The Shoji Ryōri is a very harmonious cuisine and eco-friendly. It uses local and seasonal ingredients (often grown by the monks themselves) to avoid transporting food from far locations and reduce the environmental impact footprint. For the same reason, it also avoids complicated meals that require many appliances or packaged processed food. To avoid wasting food, there are some recipes of this cuisine -usually broths- that use the skin of carrots, the leaves of radishes, etc.

Buddhism prescribes an austere but nutritious diet combined with physical exercise to keep the body healthy and promote spiritual work. In a way, Shojin Ryōri is the “translation” of the idea of “mens sana in corpore sano”.
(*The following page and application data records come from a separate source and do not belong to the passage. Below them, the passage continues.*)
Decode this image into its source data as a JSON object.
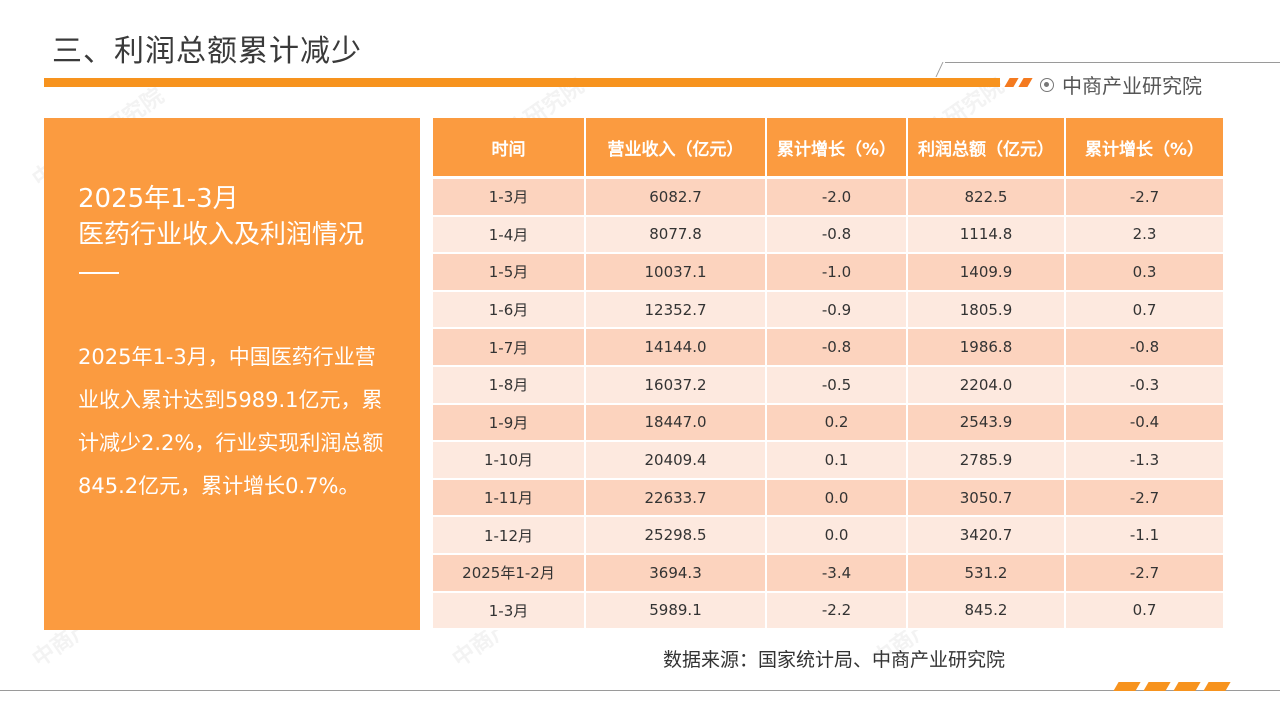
{
  "header": {
    "title": "三、利润总额累计减少",
    "brand": "中商产业研究院"
  },
  "panel": {
    "title_line1": "2025年1-3月",
    "title_line2": "医药行业收入及利润情况",
    "body": "2025年1-3月，中国医药行业营业收入累计达到5989.1亿元，累计减少2.2%，行业实现利润总额845.2亿元，累计增长0.7%。"
  },
  "table": {
    "headers": [
      "时间",
      "营业收入（亿元）",
      "累计增长（%）",
      "利润总额（亿元）",
      "累计增长（%）"
    ],
    "rows": [
      [
        "1-3月",
        "6082.7",
        "-2.0",
        "822.5",
        "-2.7"
      ],
      [
        "1-4月",
        "8077.8",
        "-0.8",
        "1114.8",
        "2.3"
      ],
      [
        "1-5月",
        "10037.1",
        "-1.0",
        "1409.9",
        "0.3"
      ],
      [
        "1-6月",
        "12352.7",
        "-0.9",
        "1805.9",
        "0.7"
      ],
      [
        "1-7月",
        "14144.0",
        "-0.8",
        "1986.8",
        "-0.8"
      ],
      [
        "1-8月",
        "16037.2",
        "-0.5",
        "2204.0",
        "-0.3"
      ],
      [
        "1-9月",
        "18447.0",
        "0.2",
        "2543.9",
        "-0.4"
      ],
      [
        "1-10月",
        "20409.4",
        "0.1",
        "2785.9",
        "-1.3"
      ],
      [
        "1-11月",
        "22633.7",
        "0.0",
        "3050.7",
        "-2.7"
      ],
      [
        "1-12月",
        "25298.5",
        "0.0",
        "3420.7",
        "-1.1"
      ],
      [
        "2025年1-2月",
        "3694.3",
        "-3.4",
        "531.2",
        "-2.7"
      ],
      [
        "1-3月",
        "5989.1",
        "-2.2",
        "845.2",
        "0.7"
      ]
    ]
  },
  "footer": {
    "source": "数据来源：国家统计局、中商产业研究院"
  },
  "colors": {
    "accent": "#f7931e",
    "panel": "#fb9b40",
    "row_dark": "#fcd3be",
    "row_light": "#fde9df"
  }
}
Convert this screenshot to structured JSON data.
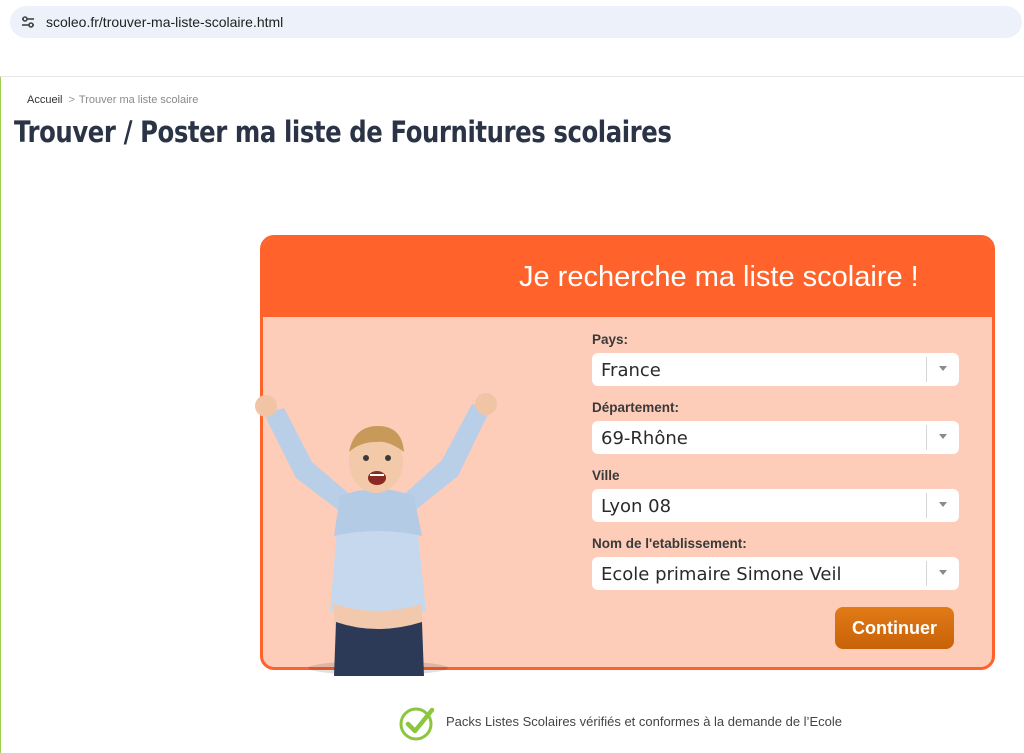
{
  "browser": {
    "url": "scoleo.fr/trouver-ma-liste-scolaire.html",
    "site_icon": "site-info-icon"
  },
  "breadcrumb": {
    "home": "Accueil",
    "separator": ">",
    "current": "Trouver ma liste scolaire"
  },
  "page": {
    "title": "Trouver / Poster ma liste de Fournitures scolaires"
  },
  "search_card": {
    "title": "Je recherche ma liste scolaire !",
    "fields": [
      {
        "label": "Pays:",
        "value": "France"
      },
      {
        "label": "Département:",
        "value": "69-Rhône"
      },
      {
        "label": "Ville",
        "value": "Lyon 08"
      },
      {
        "label": "Nom de l'etablissement:",
        "value": "Ecole primaire Simone Veil"
      }
    ],
    "continue_label": "Continuer"
  },
  "footer": {
    "reassurance_text": "Packs Listes Scolaires vérifiés et conformes à la demande de l’Ecole",
    "icon": "check-circle-icon"
  },
  "colors": {
    "accent": "#ff632b",
    "card_background": "#fdcdb9",
    "button": "#d56c0e",
    "title": "#2b3346",
    "check": "#8cc63f"
  }
}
However, these restrictions in the Buddhist diet do not prevent it from being beautiful or varied in ingredients and flavors. The same as the kaiseki food, it is also based on the harmony between tastes, textures and the appearance of food. Shojin Ryōri generally seeks to balance the following aspects of each meal: color, flavor, method of elaboration and the elements – the theory of the five elements – fire, earth, water wood, and metal. Also, they serve the meal in a round bowl that inspires the cosmic representation of the world on their own plate.

Although the practices and interpretations may differ according to sect, Shojin Ryōri generally seeks to balance the following aspects of each meal: the five elements theory.

  • The five colors: white, green, yellow, black, and red.
  • The five flavors: sweet, sour, salty, bitter, and savory.
  • The five preparation methods: raw, stewed, boiled, roasted, and steamed.
  • The five elements: different fruits, legumes, and vegetables are said to contain different energies, according to the five elements theory.
  • Sometimes, Shojin Ryōri techniques require great effort and concentration, such as making sesame paste by grinding sesame seeds with a mortar. Other cooking methods include blanching, fermentation, and pickling. Many of the Shojin Ryōri cooking processes, particularly grinding with mortar, can be meditative. Each part of the cooking process is carried out with care and attention. Conscientious cooking and eating are key components of a balanced and healthy life.

As a conclusion, we can say that to prepare a simple, seasonal and nutritious meal is the healthiest option for our bodies and for the planet. Simple food is easy to digest and making meals from scratch can be therapeutic and rewarding.